“My freshman year, [Bemidji State] was the worst team in the league, and we were beating them 10-0,” junior Hannah Brandt said. “It’s crazy that now it’s one of the hardest games of the year. It’s cool to see.”
Other than playing each other four times this year, these two Minnesota programs have a lot of familiarity.
Bemidji State captain Stephanie Anderson started her collegiate career as a member of the Gophers but transferred to the Beavers after her rookie campaign. The redshirt junior has recorded 23 points this year, which is good enough for second on the team.

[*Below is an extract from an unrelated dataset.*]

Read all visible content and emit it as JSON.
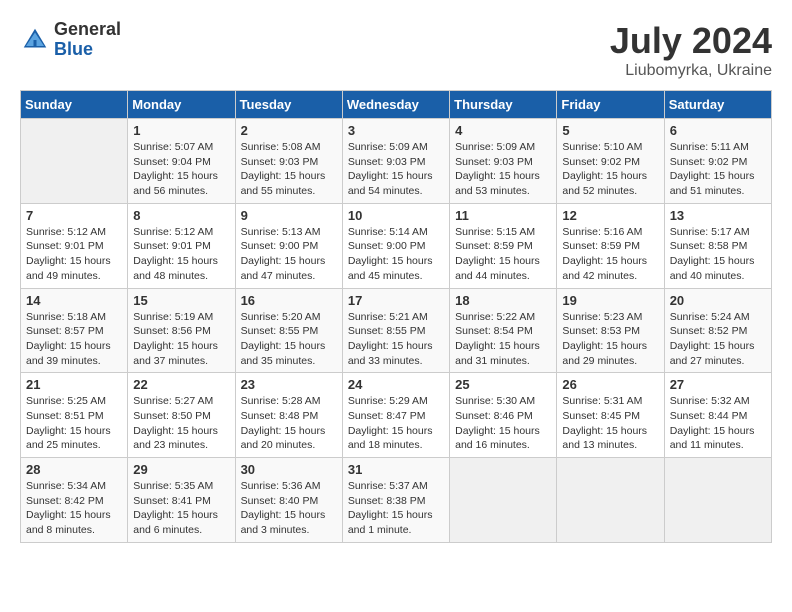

“Playing against her, she is a big, fast, strong kid. She was just named to U.S. national team, which is a big deal, and we are happy for her,” Frost said. “There [were] a lot of real tough times when she left, and she just needed a change in scenery. … I’m glad to see it has worked out for her.”
Anderson, a forward, will try to outskate former teammate Rachel Ramsey as she attempts to extend Bemidji’s already historic season.
But Ramsey is prepared to do anything necessary to make sure she never loses a WCHA Final Face-Off in her career.
“Fingers crossed because we aren’t there yet,” Ramsey said. “But [winning titles] is something that is very special, and I wouldn’t have it any other way.”
Brandt wins WCHA Player of the Year
When her career is all said and done, Brandt might go down as one of the greatest women’s hockey players in Gophers history.
For now, the junior will humbly accept her second-consecutive WCHA Player of the Year award, which the conference awarded the Minnesota star Wednesday afternoon.
“It just shows what type of team we have this year with all the awards we have earned,” Brandt said. “It’s not just me. I’m sure there are other people who have received awards. It’s still an honor, though.”
Brandt has been the driving force of the nation’s second-best offense all season. The junior also ranks second in the nation and first in the WCHA for points, racking up 67 points thus far.
The former Hill-Murray star is only improving her game. Brandt has already surpassed her totals from last year in goals and points and is rapidly approaching her assist numbers from her sophomore campaign with potentially three weekends remaining in the season.
“There’s a lot of pressure on Hannah each and every year, but her game has continued to develop and progress,” Frost said. “I think she was a slam dunk [for the award] this year.”